Resource: Story2 has a writing method they teach called the “Moments Method.” The basis of their company is to teach people to write by telling their unique and personal stories out loud. A part of their process emphasizes taking your story from overarching experiences that take place over a long period of time (i.e. playing an instrument, being a professor, being deployed to a war zone, etc.) to specific stories that took place at a given moment in time that revealed who you are, what you can be counted on for, and shows a clear moment of growth or understanding.

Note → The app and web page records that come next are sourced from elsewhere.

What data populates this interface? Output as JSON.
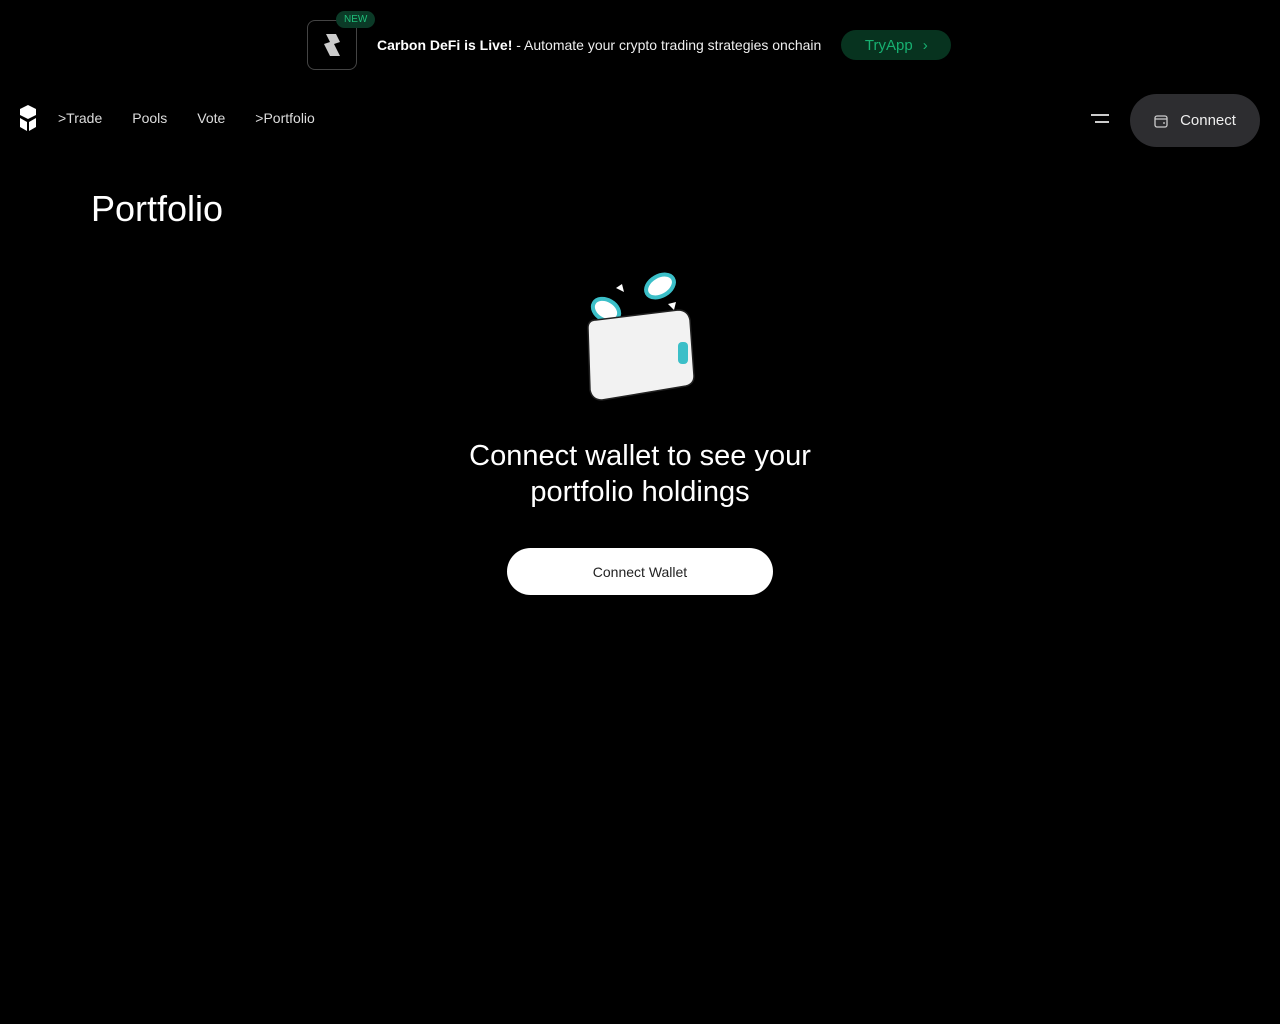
{
  "banner": {
    "badge": "NEW",
    "title": "Carbon DeFi is Live!",
    "text": " - Automate your crypto trading strategies onchain",
    "cta": "TryApp"
  },
  "nav": {
    "items": [
      ">Trade",
      "Pools",
      "Vote",
      ">Portfolio"
    ],
    "connect": "Connect"
  },
  "main": {
    "title": "Portfolio",
    "message_line1": "Connect wallet to see your",
    "message_line2": "portfolio holdings",
    "button": "Connect Wallet"
  }
}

An example of an experience vs. a moment is Medal of Honor recipient Florent Groberg story. Groberg served in the armed forces for many years, which is an experience, because serving in the armed forces takes place over a long period of time. His speech, however, is tailored around the moment he tackled a suicide bomber to the ground who was approaching military leaders he was escorting in Afghanistan. He then fleshes out the story to reveal who he was in the process. In doing so, Groberg shares about his internal dialogue, the dialogue with his unit, he paints a picture of the empty streets, and the moment everything went from an eerily calm and quiet stroll to an all-out assault on his unit sparked by the suicide bomber he tackled to the ground and killed.
Story2’s process is similar to other processes in many respects, but what sets them apart is that each piece of writing begins with a video or audio recording of the story being shared. The reason that matters is that the storyteller’s authentic voice is captured, their unique perspective is revealed, and more times than not the story feels like it’s moving seamlessly from one stepping stone to another.

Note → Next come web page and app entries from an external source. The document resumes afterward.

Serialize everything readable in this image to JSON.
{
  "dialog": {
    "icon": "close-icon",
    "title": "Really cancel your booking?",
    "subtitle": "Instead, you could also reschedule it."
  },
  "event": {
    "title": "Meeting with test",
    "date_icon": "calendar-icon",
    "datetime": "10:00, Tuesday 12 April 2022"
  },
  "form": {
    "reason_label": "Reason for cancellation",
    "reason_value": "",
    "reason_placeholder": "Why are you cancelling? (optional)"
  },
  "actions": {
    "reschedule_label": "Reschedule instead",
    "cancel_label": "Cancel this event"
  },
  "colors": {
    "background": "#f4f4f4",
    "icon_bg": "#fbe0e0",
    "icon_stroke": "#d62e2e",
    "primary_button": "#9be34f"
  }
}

There are many programs that teach you the art of public speaking, you know, project your voice, pace the stage with purpose, scan the audience, this, that, and the other. Those tools can be useful but there’s no more effective way to be an exceptional speaker than being authentic.
Being authentic does not mean being unprepared or unrehearsed. It means, once you’ve done everything to set yourself up to win, you choose to be present to what’s coming up for you and your audience as it relates to your speech, your life, or their life and authentically share your presentation from that place. When you’re authentic you invite your audience to dance with you in the emotions, joys, facts, hardships, and humor of your presentation. If you’re not authentic they’re most likely going to hate the presentation and pretend (like you were) that your presentation meant something other than it did.
Why does this matter?
Once a speaker is with an agency, the majority of repeat business comes from the agent’s confidence that you’re going to make sponsors happy. If you come across as someone who’s inauthentic, chances are that’s going to translate to not-so-great reviews from the audience. The sponsor will pass that information on to the agent. The agent will book to less and less. Conversely, if you knock it out of the park and you occur as authentic, chances are the reviews will reflect that. The agent to receive those reviews and book you more and more.
There are really no tips or tools to authenticity. It is simply something you choose.
So have a clear vision and intentions for your speech; using your story, create stepping stones toward that vision, and be authentic. In doing so, you’ll have a solid foundation from which to craft and present your speech.
As always, if you have any questions leave it in the comment section.